[Opening Dataset excerpts section]

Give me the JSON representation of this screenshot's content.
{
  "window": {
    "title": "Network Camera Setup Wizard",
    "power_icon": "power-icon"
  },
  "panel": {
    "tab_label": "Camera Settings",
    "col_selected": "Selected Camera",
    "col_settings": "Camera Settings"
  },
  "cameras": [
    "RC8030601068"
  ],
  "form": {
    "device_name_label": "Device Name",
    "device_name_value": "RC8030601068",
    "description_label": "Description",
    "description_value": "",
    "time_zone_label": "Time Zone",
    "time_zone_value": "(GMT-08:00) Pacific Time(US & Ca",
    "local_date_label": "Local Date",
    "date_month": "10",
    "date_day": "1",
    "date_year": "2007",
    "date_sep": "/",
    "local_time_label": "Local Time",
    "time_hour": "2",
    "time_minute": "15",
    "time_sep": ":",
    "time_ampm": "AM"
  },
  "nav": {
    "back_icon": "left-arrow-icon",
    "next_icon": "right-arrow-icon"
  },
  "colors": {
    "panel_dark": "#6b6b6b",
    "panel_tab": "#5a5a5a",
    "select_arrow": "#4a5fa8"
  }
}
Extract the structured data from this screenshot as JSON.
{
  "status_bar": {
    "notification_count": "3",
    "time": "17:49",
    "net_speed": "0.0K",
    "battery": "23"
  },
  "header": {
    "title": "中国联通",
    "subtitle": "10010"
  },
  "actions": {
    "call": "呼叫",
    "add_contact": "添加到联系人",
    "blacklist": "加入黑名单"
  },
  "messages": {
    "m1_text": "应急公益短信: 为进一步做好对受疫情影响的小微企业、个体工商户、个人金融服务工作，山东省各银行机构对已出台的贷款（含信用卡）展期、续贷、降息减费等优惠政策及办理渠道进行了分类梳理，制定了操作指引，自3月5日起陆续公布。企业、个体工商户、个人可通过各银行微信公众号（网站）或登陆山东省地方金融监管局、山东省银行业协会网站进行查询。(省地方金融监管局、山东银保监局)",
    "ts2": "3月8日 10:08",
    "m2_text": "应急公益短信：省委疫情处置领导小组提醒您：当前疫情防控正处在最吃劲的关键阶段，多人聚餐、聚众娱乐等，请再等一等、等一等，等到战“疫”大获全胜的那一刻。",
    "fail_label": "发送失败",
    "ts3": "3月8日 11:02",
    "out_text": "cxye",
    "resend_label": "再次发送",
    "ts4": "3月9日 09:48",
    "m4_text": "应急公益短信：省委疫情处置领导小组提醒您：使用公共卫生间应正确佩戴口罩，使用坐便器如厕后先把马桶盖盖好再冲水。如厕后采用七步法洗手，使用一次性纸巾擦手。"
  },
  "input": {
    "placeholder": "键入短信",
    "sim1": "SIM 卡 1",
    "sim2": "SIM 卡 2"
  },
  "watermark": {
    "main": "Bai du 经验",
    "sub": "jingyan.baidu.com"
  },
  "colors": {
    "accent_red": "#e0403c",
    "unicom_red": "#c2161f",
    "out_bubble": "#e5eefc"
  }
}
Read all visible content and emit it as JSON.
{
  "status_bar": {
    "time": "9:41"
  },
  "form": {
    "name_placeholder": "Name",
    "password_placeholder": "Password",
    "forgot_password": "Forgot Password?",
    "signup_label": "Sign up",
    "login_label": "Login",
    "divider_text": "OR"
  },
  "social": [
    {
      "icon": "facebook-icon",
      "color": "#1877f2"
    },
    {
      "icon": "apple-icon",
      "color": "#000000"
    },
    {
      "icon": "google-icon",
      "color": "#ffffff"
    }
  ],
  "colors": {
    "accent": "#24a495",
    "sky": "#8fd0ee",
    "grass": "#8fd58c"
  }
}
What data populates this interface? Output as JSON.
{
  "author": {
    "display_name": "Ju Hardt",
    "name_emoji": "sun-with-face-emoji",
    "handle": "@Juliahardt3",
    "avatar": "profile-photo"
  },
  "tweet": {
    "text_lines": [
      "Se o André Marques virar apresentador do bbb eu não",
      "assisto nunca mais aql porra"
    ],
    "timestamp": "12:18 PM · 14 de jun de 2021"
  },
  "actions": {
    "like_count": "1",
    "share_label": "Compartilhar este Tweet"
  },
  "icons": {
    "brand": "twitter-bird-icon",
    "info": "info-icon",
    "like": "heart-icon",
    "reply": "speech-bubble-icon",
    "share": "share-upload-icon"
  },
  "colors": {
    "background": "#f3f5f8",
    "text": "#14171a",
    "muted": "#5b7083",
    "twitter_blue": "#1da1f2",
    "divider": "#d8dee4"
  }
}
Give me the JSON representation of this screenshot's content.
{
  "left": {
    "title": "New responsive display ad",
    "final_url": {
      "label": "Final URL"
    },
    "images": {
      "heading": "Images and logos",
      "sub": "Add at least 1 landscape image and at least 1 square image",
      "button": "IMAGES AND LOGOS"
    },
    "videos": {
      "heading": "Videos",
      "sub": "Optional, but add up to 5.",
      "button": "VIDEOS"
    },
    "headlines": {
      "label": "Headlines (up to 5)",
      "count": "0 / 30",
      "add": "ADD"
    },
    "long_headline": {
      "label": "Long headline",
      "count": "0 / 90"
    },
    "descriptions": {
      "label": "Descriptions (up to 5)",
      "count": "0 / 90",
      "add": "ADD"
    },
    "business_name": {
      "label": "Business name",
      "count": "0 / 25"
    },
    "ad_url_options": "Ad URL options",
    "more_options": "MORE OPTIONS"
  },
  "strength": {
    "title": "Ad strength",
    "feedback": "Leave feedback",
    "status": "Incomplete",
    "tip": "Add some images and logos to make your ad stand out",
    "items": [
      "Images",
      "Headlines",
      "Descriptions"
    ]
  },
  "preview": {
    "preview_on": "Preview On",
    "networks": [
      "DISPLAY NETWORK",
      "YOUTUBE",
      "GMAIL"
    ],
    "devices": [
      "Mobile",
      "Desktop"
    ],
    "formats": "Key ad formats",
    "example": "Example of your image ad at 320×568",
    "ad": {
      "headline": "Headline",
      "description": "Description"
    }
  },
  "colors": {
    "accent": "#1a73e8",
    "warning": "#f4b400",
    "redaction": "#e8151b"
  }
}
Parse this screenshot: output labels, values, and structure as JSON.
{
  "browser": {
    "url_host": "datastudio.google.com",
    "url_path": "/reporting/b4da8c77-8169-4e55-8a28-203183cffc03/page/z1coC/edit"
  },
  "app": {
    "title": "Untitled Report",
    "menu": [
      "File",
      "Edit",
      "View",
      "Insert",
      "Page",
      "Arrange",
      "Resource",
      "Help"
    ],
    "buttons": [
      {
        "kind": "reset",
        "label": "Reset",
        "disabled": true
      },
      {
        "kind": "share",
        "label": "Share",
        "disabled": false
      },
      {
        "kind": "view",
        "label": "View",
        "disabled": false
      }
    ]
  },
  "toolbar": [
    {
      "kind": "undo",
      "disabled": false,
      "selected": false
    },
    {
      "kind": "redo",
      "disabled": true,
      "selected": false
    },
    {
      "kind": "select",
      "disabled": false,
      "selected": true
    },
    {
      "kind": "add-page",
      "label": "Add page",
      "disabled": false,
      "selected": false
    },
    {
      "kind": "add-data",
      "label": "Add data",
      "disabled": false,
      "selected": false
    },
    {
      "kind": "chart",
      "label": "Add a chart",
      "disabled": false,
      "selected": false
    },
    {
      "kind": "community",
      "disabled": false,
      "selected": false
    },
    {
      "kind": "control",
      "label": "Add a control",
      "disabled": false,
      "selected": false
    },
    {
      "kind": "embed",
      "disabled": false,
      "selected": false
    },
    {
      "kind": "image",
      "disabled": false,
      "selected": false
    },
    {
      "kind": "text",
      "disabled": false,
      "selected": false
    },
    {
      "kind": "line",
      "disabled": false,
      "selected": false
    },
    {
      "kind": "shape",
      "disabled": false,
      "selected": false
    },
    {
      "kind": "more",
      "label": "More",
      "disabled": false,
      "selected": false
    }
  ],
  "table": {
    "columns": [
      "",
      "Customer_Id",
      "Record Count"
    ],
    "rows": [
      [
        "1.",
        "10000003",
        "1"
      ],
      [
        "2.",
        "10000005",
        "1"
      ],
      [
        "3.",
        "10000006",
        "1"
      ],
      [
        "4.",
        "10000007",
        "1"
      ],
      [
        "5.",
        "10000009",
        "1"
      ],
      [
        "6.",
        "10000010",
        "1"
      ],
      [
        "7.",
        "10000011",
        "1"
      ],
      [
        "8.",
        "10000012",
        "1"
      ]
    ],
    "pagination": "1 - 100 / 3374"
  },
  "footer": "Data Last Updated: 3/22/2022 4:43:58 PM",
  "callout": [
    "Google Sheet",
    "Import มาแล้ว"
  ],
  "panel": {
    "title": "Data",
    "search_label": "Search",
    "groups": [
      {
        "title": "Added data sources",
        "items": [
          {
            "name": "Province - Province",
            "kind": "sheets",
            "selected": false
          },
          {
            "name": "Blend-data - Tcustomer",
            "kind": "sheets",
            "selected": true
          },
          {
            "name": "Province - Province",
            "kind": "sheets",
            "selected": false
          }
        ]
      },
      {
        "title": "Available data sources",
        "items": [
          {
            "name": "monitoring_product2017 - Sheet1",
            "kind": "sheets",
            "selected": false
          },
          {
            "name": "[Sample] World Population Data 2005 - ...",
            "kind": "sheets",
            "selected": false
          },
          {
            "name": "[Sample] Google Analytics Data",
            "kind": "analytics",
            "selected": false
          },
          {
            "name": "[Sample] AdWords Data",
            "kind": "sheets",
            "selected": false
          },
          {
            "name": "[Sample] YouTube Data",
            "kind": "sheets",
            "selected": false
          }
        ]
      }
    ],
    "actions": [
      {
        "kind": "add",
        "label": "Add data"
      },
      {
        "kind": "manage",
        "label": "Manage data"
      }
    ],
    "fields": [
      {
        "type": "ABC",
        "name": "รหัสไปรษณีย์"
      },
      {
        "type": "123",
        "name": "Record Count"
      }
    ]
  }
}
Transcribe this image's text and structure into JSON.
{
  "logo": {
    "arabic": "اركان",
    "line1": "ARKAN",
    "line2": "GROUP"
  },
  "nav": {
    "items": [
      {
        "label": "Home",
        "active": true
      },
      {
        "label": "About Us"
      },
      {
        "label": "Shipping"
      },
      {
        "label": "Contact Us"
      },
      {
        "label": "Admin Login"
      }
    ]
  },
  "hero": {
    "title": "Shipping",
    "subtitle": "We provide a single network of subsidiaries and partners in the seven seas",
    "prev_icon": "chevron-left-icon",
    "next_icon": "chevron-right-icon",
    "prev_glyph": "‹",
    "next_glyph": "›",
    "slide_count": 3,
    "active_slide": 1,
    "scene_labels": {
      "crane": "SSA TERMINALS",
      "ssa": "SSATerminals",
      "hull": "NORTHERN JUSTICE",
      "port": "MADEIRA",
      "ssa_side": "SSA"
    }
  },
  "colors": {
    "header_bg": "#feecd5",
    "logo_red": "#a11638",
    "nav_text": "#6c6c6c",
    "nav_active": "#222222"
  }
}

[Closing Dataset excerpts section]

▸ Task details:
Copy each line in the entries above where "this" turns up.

▸ Completed exercise:
Give me the JSON representation of this screenshot's content.
Extract the structured data from this screenshot as JSON.
What data populates this interface? Output as JSON.
Give me the JSON representation of this screenshot's content.
Parse this screenshot: output labels, values, and structure as JSON.
Transcribe this image's text and structure into JSON.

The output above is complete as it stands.